Studying the Japanese market for medical devices is a challenge given the language barrier. Chrome’s auto-translate feature is a joy for us analysts but we are left in a lingual blackout when information is in PDFs. Copying and pasting text into Google Translate helps but it impedes how quickly we can glean Japan market insights. To reduce this frustration I’d like to share the following Japanese language tips.
Japanese is bursting with foreign loan words, especially in the medical field. Scanning regulatory documents from the Ministry of Health, Labour and Welfare or a product catalogue shows heavy use of katakana, the alphabet used to replicate the sounds of foreign words for Japanese ears.
The thing is, the symbols in the Japanese alphabet correspond to a consonant and vowel pair, meaning that words follow a consonant-vowel-consonant-vowel pattern. This makes English words sound odd. Consider the word for stent:
ステント (su te n to)
The ‘st’ sound is incompatible in Japanese, there must be a vowel separating consonants. As you can see, the one exception is ‘n.’ Words always end in vowel sounds or ‘n.’ Hence, ‘stent’ becomes ‘sutento.’ Here’s another example for my colleagues researching the orthopedic market:
スクリュー (su koo ryu-)
This is the word for ‘screw.’ In English there are three consonants mashed together, ‘scr.’ In Japanese they are politely separated.
In addition to the consonant-vowel pattern Japanese lacks many sounds present in English.
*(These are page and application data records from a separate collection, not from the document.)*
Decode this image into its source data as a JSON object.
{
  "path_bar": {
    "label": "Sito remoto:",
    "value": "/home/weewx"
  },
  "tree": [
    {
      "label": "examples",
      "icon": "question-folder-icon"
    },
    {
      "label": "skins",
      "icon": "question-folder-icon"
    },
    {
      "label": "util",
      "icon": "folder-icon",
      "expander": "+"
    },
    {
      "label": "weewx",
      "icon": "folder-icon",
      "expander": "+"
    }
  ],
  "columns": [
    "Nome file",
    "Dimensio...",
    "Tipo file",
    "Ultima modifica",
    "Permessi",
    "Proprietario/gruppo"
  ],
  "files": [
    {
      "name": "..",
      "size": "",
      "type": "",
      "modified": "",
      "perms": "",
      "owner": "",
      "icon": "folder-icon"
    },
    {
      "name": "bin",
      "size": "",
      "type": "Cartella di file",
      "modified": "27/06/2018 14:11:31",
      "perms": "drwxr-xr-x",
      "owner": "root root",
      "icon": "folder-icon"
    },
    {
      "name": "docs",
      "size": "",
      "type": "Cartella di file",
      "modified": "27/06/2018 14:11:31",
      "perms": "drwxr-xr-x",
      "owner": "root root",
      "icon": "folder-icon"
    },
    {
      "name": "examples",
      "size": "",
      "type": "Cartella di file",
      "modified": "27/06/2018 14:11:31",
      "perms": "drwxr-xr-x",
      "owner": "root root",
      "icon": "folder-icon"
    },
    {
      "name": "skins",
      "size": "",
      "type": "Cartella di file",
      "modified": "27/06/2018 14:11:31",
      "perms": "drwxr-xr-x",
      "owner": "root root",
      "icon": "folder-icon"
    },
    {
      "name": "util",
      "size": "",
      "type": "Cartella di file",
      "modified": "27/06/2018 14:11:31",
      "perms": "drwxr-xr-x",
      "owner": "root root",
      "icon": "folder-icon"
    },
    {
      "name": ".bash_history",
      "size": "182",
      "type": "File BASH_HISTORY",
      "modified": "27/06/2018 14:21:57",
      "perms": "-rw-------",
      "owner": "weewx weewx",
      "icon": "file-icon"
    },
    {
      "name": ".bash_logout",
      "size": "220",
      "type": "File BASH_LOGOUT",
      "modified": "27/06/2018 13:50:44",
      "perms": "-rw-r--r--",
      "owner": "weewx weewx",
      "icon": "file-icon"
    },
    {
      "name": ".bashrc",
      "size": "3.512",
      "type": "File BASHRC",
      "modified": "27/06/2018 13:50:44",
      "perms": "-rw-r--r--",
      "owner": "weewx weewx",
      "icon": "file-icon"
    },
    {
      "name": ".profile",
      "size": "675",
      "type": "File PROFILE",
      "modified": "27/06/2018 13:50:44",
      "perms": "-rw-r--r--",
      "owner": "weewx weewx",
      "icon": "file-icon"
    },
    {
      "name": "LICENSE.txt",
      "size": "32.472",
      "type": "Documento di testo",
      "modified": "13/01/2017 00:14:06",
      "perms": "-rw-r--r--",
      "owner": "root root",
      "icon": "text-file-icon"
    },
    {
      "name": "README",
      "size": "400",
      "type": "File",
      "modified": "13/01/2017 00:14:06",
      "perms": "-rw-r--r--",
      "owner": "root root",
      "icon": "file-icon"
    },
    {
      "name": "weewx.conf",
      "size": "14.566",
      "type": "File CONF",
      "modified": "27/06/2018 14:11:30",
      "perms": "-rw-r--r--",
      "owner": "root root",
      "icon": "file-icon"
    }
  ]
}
For example, there is no ‘v’ sound. Here’s the word for vascular:
バスキュラー (ba su kyu ra-)
The ‘v’ sounds becomes ‘b.’ And of course, ‘l’ becomes a sound close to ‘r.’ You can see this in the word for balloon:
バルーン (ba ru- n)
Thankfully, balloon ends with ‘n’ so this translates well into Japanese. You may have noticed dashes in the katakana words, they simply extend the vowel sound associated with the preceding character. It is used to interesting effect for the word catheter:
カテーテル (ka tay- tay ru)
As you can see, there is no ‘th’ sound either. I could go on. There is one more word I’d like to share with you that threw me for a loop when I was looking at a product catalogue:
トレーニングマニュアル (to ray- ni n gu ma nyu a ru)
This turned out to be ‘training manual.’ I think I still need one for katakana.